Copy each entry as written.

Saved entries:
^^^^

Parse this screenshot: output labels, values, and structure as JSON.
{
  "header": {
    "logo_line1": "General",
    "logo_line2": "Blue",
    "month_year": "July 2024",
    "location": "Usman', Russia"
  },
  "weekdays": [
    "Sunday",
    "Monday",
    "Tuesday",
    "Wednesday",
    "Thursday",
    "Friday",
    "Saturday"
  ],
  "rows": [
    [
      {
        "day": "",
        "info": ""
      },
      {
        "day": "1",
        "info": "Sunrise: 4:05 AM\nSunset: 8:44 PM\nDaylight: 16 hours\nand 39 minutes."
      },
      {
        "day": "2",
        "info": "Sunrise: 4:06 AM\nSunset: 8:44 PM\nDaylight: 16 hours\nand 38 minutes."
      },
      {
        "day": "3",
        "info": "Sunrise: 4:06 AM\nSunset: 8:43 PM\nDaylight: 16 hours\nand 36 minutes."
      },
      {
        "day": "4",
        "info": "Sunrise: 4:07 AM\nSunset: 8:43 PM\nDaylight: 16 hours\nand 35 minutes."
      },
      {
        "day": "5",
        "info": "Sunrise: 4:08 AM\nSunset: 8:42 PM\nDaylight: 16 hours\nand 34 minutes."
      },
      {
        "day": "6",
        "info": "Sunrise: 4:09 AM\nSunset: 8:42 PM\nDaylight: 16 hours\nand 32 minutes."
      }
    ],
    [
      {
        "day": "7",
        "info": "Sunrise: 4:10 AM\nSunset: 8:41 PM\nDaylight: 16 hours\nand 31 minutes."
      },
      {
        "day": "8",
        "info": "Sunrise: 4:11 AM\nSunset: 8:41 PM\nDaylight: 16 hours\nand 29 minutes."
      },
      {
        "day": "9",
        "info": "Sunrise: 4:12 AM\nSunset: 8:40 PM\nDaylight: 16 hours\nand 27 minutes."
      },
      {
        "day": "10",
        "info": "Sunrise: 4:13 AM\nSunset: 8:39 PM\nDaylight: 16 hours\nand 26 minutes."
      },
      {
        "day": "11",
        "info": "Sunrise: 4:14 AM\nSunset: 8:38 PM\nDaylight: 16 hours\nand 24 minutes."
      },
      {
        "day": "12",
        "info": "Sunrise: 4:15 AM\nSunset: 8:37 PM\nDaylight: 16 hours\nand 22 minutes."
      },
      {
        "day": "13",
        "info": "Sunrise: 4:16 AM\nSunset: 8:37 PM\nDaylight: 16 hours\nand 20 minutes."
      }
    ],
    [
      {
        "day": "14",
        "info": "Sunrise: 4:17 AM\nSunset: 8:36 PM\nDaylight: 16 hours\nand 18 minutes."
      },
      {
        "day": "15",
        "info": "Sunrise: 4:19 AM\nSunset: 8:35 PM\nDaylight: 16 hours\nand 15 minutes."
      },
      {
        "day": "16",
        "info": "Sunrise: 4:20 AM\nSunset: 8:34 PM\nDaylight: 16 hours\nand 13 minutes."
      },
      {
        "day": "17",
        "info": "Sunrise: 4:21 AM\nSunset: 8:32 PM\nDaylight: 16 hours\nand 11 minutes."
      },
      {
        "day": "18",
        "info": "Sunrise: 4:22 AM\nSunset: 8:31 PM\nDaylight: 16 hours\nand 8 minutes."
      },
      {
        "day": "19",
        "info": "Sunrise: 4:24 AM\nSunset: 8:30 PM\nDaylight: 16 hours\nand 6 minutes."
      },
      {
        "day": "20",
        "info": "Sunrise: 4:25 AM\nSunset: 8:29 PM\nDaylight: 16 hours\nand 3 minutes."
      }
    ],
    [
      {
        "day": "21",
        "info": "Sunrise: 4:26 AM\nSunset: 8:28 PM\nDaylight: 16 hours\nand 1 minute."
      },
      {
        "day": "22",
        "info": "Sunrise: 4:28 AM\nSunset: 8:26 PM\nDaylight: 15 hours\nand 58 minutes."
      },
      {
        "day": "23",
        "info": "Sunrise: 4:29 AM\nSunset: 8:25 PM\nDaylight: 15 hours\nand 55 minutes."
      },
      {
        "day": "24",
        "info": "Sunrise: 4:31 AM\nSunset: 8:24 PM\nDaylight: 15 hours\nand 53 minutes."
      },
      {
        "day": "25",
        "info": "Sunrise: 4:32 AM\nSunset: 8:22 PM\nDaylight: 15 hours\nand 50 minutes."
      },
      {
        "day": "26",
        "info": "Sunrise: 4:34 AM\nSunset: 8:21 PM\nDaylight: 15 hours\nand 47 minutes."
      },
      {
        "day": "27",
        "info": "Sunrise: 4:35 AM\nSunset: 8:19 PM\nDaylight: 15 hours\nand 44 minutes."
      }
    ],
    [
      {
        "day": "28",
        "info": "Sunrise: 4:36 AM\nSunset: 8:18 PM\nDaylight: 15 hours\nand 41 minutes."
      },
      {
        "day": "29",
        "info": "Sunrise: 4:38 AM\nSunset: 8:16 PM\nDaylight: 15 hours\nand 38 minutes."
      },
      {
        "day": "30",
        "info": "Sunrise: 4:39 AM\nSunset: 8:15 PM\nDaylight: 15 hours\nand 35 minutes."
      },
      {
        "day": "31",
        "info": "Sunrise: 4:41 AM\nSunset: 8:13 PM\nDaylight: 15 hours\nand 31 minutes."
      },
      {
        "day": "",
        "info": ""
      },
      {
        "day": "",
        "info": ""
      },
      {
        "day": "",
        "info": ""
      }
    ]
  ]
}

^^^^

Task result:
Parse this screenshot: output labels, values, and structure as JSON.
{
  "header": {
    "logo_line1": "General",
    "logo_line2": "Blue",
    "month_year": "July 2024",
    "location": "Usman', Russia"
  },
  "weekdays": [
    "Sunday",
    "Monday",
    "Tuesday",
    "Wednesday",
    "Thursday",
    "Friday",
    "Saturday"
  ],
  "rows": [
    [
      {
        "day": "",
        "info": ""
      },
      {
        "day": "1",
        "info": "Sunrise: 4:05 AM\nSunset: 8:44 PM\nDaylight: 16 hours\nand 39 minutes."
      },
      {
        "day": "2",
        "info": "Sunrise: 4:06 AM\nSunset: 8:44 PM\nDaylight: 16 hours\nand 38 minutes."
      },
      {
        "day": "3",
        "info": "Sunrise: 4:06 AM\nSunset: 8:43 PM\nDaylight: 16 hours\nand 36 minutes."
      },
      {
        "day": "4",
        "info": "Sunrise: 4:07 AM\nSunset: 8:43 PM\nDaylight: 16 hours\nand 35 minutes."
      },
      {
        "day": "5",
        "info": "Sunrise: 4:08 AM\nSunset: 8:42 PM\nDaylight: 16 hours\nand 34 minutes."
      },
      {
        "day": "6",
        "info": "Sunrise: 4:09 AM\nSunset: 8:42 PM\nDaylight: 16 hours\nand 32 minutes."
      }
    ],
    [
      {
        "day": "7",
        "info": "Sunrise: 4:10 AM\nSunset: 8:41 PM\nDaylight: 16 hours\nand 31 minutes."
      },
      {
        "day": "8",
        "info": "Sunrise: 4:11 AM\nSunset: 8:41 PM\nDaylight: 16 hours\nand 29 minutes."
      },
      {
        "day": "9",
        "info": "Sunrise: 4:12 AM\nSunset: 8:40 PM\nDaylight: 16 hours\nand 27 minutes."
      },
      {
        "day": "10",
        "info": "Sunrise: 4:13 AM\nSunset: 8:39 PM\nDaylight: 16 hours\nand 26 minutes."
      },
      {
        "day": "11",
        "info": "Sunrise: 4:14 AM\nSunset: 8:38 PM\nDaylight: 16 hours\nand 24 minutes."
      },
      {
        "day": "12",
        "info": "Sunrise: 4:15 AM\nSunset: 8:37 PM\nDaylight: 16 hours\nand 22 minutes."
      },
      {
        "day": "13",
        "info": "Sunrise: 4:16 AM\nSunset: 8:37 PM\nDaylight: 16 hours\nand 20 minutes."
      }
    ],
    [
      {
        "day": "14",
        "info": "Sunrise: 4:17 AM\nSunset: 8:36 PM\nDaylight: 16 hours\nand 18 minutes."
      },
      {
        "day": "15",
        "info": "Sunrise: 4:19 AM\nSunset: 8:35 PM\nDaylight: 16 hours\nand 15 minutes."
      },
      {
        "day": "16",
        "info": "Sunrise: 4:20 AM\nSunset: 8:34 PM\nDaylight: 16 hours\nand 13 minutes."
      },
      {
        "day": "17",
        "info": "Sunrise: 4:21 AM\nSunset: 8:32 PM\nDaylight: 16 hours\nand 11 minutes."
      },
      {
        "day": "18",
        "info": "Sunrise: 4:22 AM\nSunset: 8:31 PM\nDaylight: 16 hours\nand 8 minutes."
      },
      {
        "day": "19",
        "info": "Sunrise: 4:24 AM\nSunset: 8:30 PM\nDaylight: 16 hours\nand 6 minutes."
      },
      {
        "day": "20",
        "info": "Sunrise: 4:25 AM\nSunset: 8:29 PM\nDaylight: 16 hours\nand 3 minutes."
      }
    ],
    [
      {
        "day": "21",
        "info": "Sunrise: 4:26 AM\nSunset: 8:28 PM\nDaylight: 16 hours\nand 1 minute."
      },
      {
        "day": "22",
        "info": "Sunrise: 4:28 AM\nSunset: 8:26 PM\nDaylight: 15 hours\nand 58 minutes."
      },
      {
        "day": "23",
        "info": "Sunrise: 4:29 AM\nSunset: 8:25 PM\nDaylight: 15 hours\nand 55 minutes."
      },
      {
        "day": "24",
        "info": "Sunrise: 4:31 AM\nSunset: 8:24 PM\nDaylight: 15 hours\nand 53 minutes."
      },
      {
        "day": "25",
        "info": "Sunrise: 4:32 AM\nSunset: 8:22 PM\nDaylight: 15 hours\nand 50 minutes."
      },
      {
        "day": "26",
        "info": "Sunrise: 4:34 AM\nSunset: 8:21 PM\nDaylight: 15 hours\nand 47 minutes."
      },
      {
        "day": "27",
        "info": "Sunrise: 4:35 AM\nSunset: 8:19 PM\nDaylight: 15 hours\nand 44 minutes."
      }
    ],
    [
      {
        "day": "28",
        "info": "Sunrise: 4:36 AM\nSunset: 8:18 PM\nDaylight: 15 hours\nand 41 minutes."
      },
      {
        "day": "29",
        "info": "Sunrise: 4:38 AM\nSunset: 8:16 PM\nDaylight: 15 hours\nand 38 minutes."
      },
      {
        "day": "30",
        "info": "Sunrise: 4:39 AM\nSunset: 8:15 PM\nDaylight: 15 hours\nand 35 minutes."
      },
      {
        "day": "31",
        "info": "Sunrise: 4:41 AM\nSunset: 8:13 PM\nDaylight: 15 hours\nand 31 minutes."
      },
      {
        "day": "",
        "info": ""
      },
      {
        "day": "",
        "info": ""
      },
      {
        "day": "",
        "info": ""
      }
    ]
  ]
}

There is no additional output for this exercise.